In eukaryotes, histone paralogues form obligate heterodimers such as H3/H4 and H2A/H2B that assemble into octameric nucleosome particles. Archaeal histones are dimeric and assemble on DNA into ‘hypernucleosome’ particles of varying sizes with each dimer wrapping 30 bp of DNA. These are composed of canonical and variant histone paralogues, but the function of these variants is poorly understood. Here, we characterise the structure and function of the histone paralogue MJ1647 from Methanocaldococcus jannaschii that has a unique C-terminal extension enabling homotetramerisation. The 1.9 Å X-ray structure of a dimeric MJ1647 species, structural modelling of the tetramer, and site-directed mutagenesis reveal that the C-terminal tetramerization module consists of two alpha helices in a handshake arrangement. Unlike canonical histones, MJ1647 tetramers can bridge two DNA molecules in vitro. Using single-molecule tethered particle motion and DNA binding assays, we show that MJ1647 tetramers bind ~60 bp DNA and compact DNA in a highly cooperative manner. We furthermore show that MJ1647 effectively competes with the transcription machinery to block access to the promoter in vitro. To the best of our knowledge, MJ1647 is the first histone shown to have DNA bridging properties, which has important implications for genome structure and gene expression in archaea.
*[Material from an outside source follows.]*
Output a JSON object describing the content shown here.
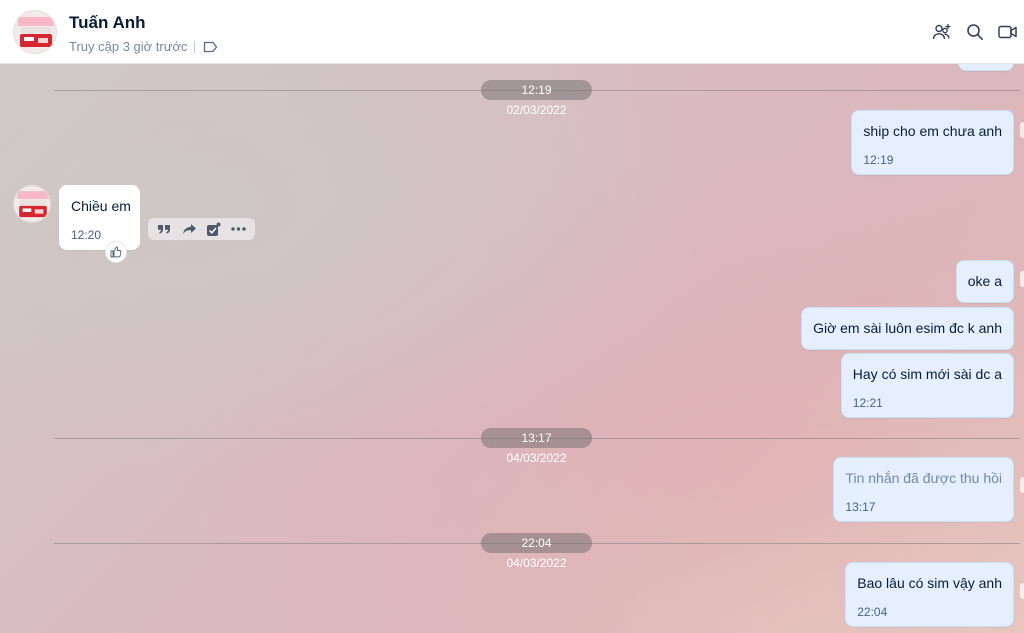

Institution pages aggregate content on ResearchGate related to an institution. The members listed on this page have self-identified as being affiliated with this institution. Publications listed on this page were identified by our algorithms as relating to this institution. This page was not created or approved by the institution. If you represent an institution and have questions about these pages or wish to report inaccurate content, you can contact us here.
24,958 members
Frank C Langbein
  • School of Computer Science and Informatics
Richard James Stanton
  • Cardiff Institute of Infection & Immunity
Barend H. J. de Graaf
  • Department of Molecular and Cell Biology
Museum Avenue, CF10 3AX, Cardiff, Wales, United Kingdom
Head of institution
Professor Colin Riordan
+44 (0)29 2087 4000
+44(0) 2920 874000